So, not only did the other utilities need to be moved out of the way, but it was difficult to find space in the street for them, and so some had to be rerouted.
Another challenge was managing the flow in the existing, active sewer in order to construct the new one. You can’t stop it from raining while you work, so that water has to be managed even as you build the new sewer.
Lastly, managing traffic around the site and coordinating traffic within the neighborhood, in conjunction with work being done on I-95 by PennDOT, was a challenge. We’re very grateful to the residents who have worked with us throughout.
Watersheds Blog: What makes this infrastructure project unique?
BD: The size of this infrastructure investment and the piping really makes it stand out. In addition to the large box sewers mentioned earlier, we have one chamber for conveying stormwater that is 50 feet wide and 200 feet long—that’s huge, and it will be able to handle a lot of water.
Watersheds Blog: Do concrete box sewers have an advantage over the existing, arched brick sewers?
BD: The new square sewers have multiple benefits. They take full advantage of the hole created during excavation, and they provide more flow than circular sewers. Given the process of pouring the concrete, square-forming is the most practical method.
Since they are constructed of reinforced concrete, they don’t need the arch support that a brick sewer would.
Also, the box sewers are being constructed next to the existing brick arch sewers, which will remain in several places, and they are really an addition that will take the pressure off the existing system.
Watersheds Blog: Does a project this big require you to use special technology and tools?
BD: We have the project drawn in 3D and we used laser scanning to survey the project site. Compared to 2-dimensional CAD (computer-aided design) and traditional survey techniques, 3D helps in demonstrating the intricate layers of the design and other critical components. This advanced understanding of key aspects creates a better project simply because of the emphasis we can put on critical aspects.
Watersheds Blog: What’s the most rewarding part of working on a big water infrastructure project like this?
BD: The most rewarding part?

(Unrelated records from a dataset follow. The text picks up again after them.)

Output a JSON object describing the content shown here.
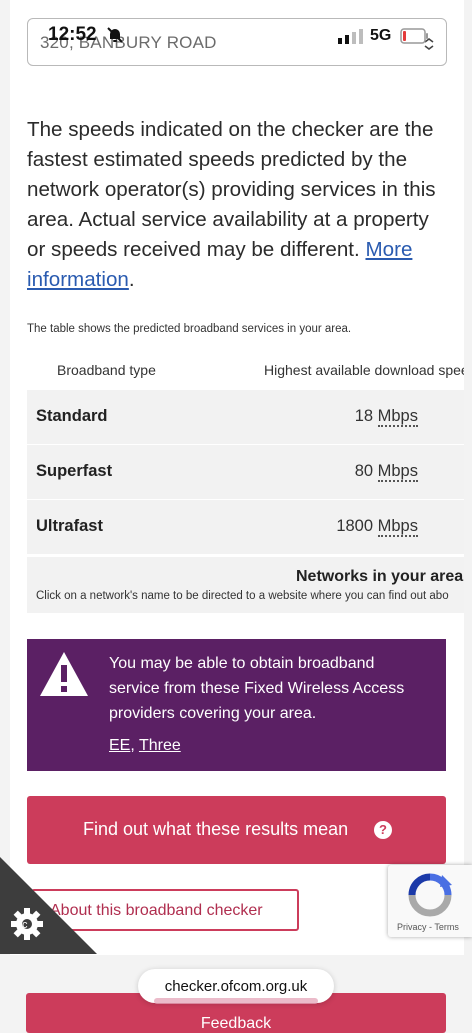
{
  "status_bar": {
    "time": "12:52",
    "network": "5G"
  },
  "address": {
    "value": "320, BANBURY ROAD"
  },
  "intro": {
    "text": "The speeds indicated on the checker are the fastest estimated speeds predicted by the network operator(s) providing services in this area. Actual service availability at a property or speeds received may be different.",
    "link": "More information",
    "end": "."
  },
  "table": {
    "caption": "The table shows the predicted broadband services in your area.",
    "headers": [
      "Broadband type",
      "Highest available download spee"
    ],
    "rows": [
      {
        "type": "Standard",
        "value": "18",
        "unit": "Mbps"
      },
      {
        "type": "Superfast",
        "value": "80",
        "unit": "Mbps"
      },
      {
        "type": "Ultrafast",
        "value": "1800",
        "unit": "Mbps"
      }
    ]
  },
  "networks": {
    "title": "Networks in your area",
    "subtitle": "Click on a network's name to be directed to a website where you can find out abo"
  },
  "alert": {
    "text": "You may be able to obtain broadband service from these Fixed Wireless Access providers covering your area.",
    "providers": [
      "EE",
      "Three"
    ],
    "separator": ", "
  },
  "buttons": {
    "results": "Find out what these results mean",
    "about": "About this broadband checker",
    "feedback": "Feedback"
  },
  "recaptcha": {
    "label": "Privacy - Terms"
  },
  "browser": {
    "url": "checker.ofcom.org.uk"
  },
  "colors": {
    "accent": "#cc3c5b",
    "alert_bg": "#5b2064",
    "link": "#2a5bb0"
  }
}
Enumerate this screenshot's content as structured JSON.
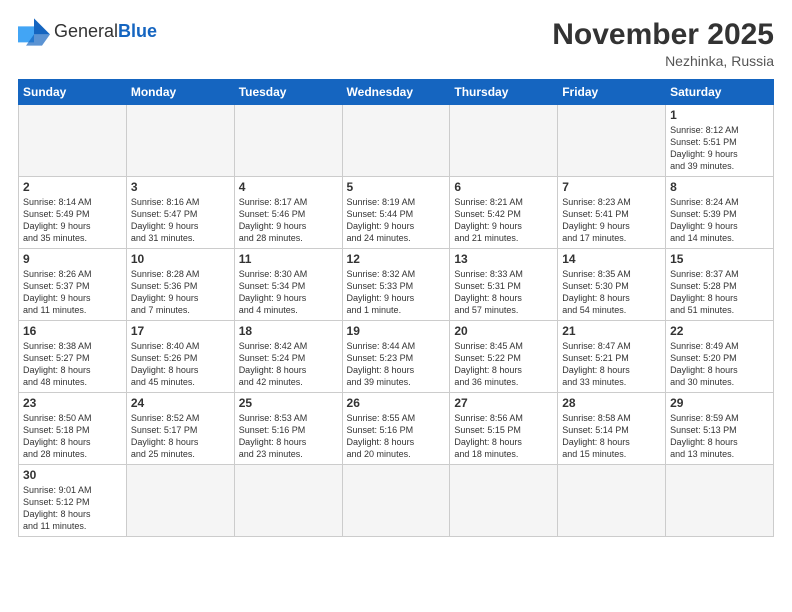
{
  "header": {
    "logo": {
      "general": "General",
      "blue": "Blue"
    },
    "title": "November 2025",
    "location": "Nezhinka, Russia"
  },
  "weekdays": [
    "Sunday",
    "Monday",
    "Tuesday",
    "Wednesday",
    "Thursday",
    "Friday",
    "Saturday"
  ],
  "weeks": [
    [
      {
        "day": "",
        "info": ""
      },
      {
        "day": "",
        "info": ""
      },
      {
        "day": "",
        "info": ""
      },
      {
        "day": "",
        "info": ""
      },
      {
        "day": "",
        "info": ""
      },
      {
        "day": "",
        "info": ""
      },
      {
        "day": "1",
        "info": "Sunrise: 8:12 AM\nSunset: 5:51 PM\nDaylight: 9 hours\nand 39 minutes."
      }
    ],
    [
      {
        "day": "2",
        "info": "Sunrise: 8:14 AM\nSunset: 5:49 PM\nDaylight: 9 hours\nand 35 minutes."
      },
      {
        "day": "3",
        "info": "Sunrise: 8:16 AM\nSunset: 5:47 PM\nDaylight: 9 hours\nand 31 minutes."
      },
      {
        "day": "4",
        "info": "Sunrise: 8:17 AM\nSunset: 5:46 PM\nDaylight: 9 hours\nand 28 minutes."
      },
      {
        "day": "5",
        "info": "Sunrise: 8:19 AM\nSunset: 5:44 PM\nDaylight: 9 hours\nand 24 minutes."
      },
      {
        "day": "6",
        "info": "Sunrise: 8:21 AM\nSunset: 5:42 PM\nDaylight: 9 hours\nand 21 minutes."
      },
      {
        "day": "7",
        "info": "Sunrise: 8:23 AM\nSunset: 5:41 PM\nDaylight: 9 hours\nand 17 minutes."
      },
      {
        "day": "8",
        "info": "Sunrise: 8:24 AM\nSunset: 5:39 PM\nDaylight: 9 hours\nand 14 minutes."
      }
    ],
    [
      {
        "day": "9",
        "info": "Sunrise: 8:26 AM\nSunset: 5:37 PM\nDaylight: 9 hours\nand 11 minutes."
      },
      {
        "day": "10",
        "info": "Sunrise: 8:28 AM\nSunset: 5:36 PM\nDaylight: 9 hours\nand 7 minutes."
      },
      {
        "day": "11",
        "info": "Sunrise: 8:30 AM\nSunset: 5:34 PM\nDaylight: 9 hours\nand 4 minutes."
      },
      {
        "day": "12",
        "info": "Sunrise: 8:32 AM\nSunset: 5:33 PM\nDaylight: 9 hours\nand 1 minute."
      },
      {
        "day": "13",
        "info": "Sunrise: 8:33 AM\nSunset: 5:31 PM\nDaylight: 8 hours\nand 57 minutes."
      },
      {
        "day": "14",
        "info": "Sunrise: 8:35 AM\nSunset: 5:30 PM\nDaylight: 8 hours\nand 54 minutes."
      },
      {
        "day": "15",
        "info": "Sunrise: 8:37 AM\nSunset: 5:28 PM\nDaylight: 8 hours\nand 51 minutes."
      }
    ],
    [
      {
        "day": "16",
        "info": "Sunrise: 8:38 AM\nSunset: 5:27 PM\nDaylight: 8 hours\nand 48 minutes."
      },
      {
        "day": "17",
        "info": "Sunrise: 8:40 AM\nSunset: 5:26 PM\nDaylight: 8 hours\nand 45 minutes."
      },
      {
        "day": "18",
        "info": "Sunrise: 8:42 AM\nSunset: 5:24 PM\nDaylight: 8 hours\nand 42 minutes."
      },
      {
        "day": "19",
        "info": "Sunrise: 8:44 AM\nSunset: 5:23 PM\nDaylight: 8 hours\nand 39 minutes."
      },
      {
        "day": "20",
        "info": "Sunrise: 8:45 AM\nSunset: 5:22 PM\nDaylight: 8 hours\nand 36 minutes."
      },
      {
        "day": "21",
        "info": "Sunrise: 8:47 AM\nSunset: 5:21 PM\nDaylight: 8 hours\nand 33 minutes."
      },
      {
        "day": "22",
        "info": "Sunrise: 8:49 AM\nSunset: 5:20 PM\nDaylight: 8 hours\nand 30 minutes."
      }
    ],
    [
      {
        "day": "23",
        "info": "Sunrise: 8:50 AM\nSunset: 5:18 PM\nDaylight: 8 hours\nand 28 minutes."
      },
      {
        "day": "24",
        "info": "Sunrise: 8:52 AM\nSunset: 5:17 PM\nDaylight: 8 hours\nand 25 minutes."
      },
      {
        "day": "25",
        "info": "Sunrise: 8:53 AM\nSunset: 5:16 PM\nDaylight: 8 hours\nand 23 minutes."
      },
      {
        "day": "26",
        "info": "Sunrise: 8:55 AM\nSunset: 5:16 PM\nDaylight: 8 hours\nand 20 minutes."
      },
      {
        "day": "27",
        "info": "Sunrise: 8:56 AM\nSunset: 5:15 PM\nDaylight: 8 hours\nand 18 minutes."
      },
      {
        "day": "28",
        "info": "Sunrise: 8:58 AM\nSunset: 5:14 PM\nDaylight: 8 hours\nand 15 minutes."
      },
      {
        "day": "29",
        "info": "Sunrise: 8:59 AM\nSunset: 5:13 PM\nDaylight: 8 hours\nand 13 minutes."
      }
    ],
    [
      {
        "day": "30",
        "info": "Sunrise: 9:01 AM\nSunset: 5:12 PM\nDaylight: 8 hours\nand 11 minutes."
      },
      {
        "day": "",
        "info": ""
      },
      {
        "day": "",
        "info": ""
      },
      {
        "day": "",
        "info": ""
      },
      {
        "day": "",
        "info": ""
      },
      {
        "day": "",
        "info": ""
      },
      {
        "day": "",
        "info": ""
      }
    ]
  ]
}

Seeing the project completed and knowing that, when it rains, these neighborhoods will drain well and be better protected from street flooding. It’s a long and disruptive process, but it will really help these neighborhoods and the people who live there.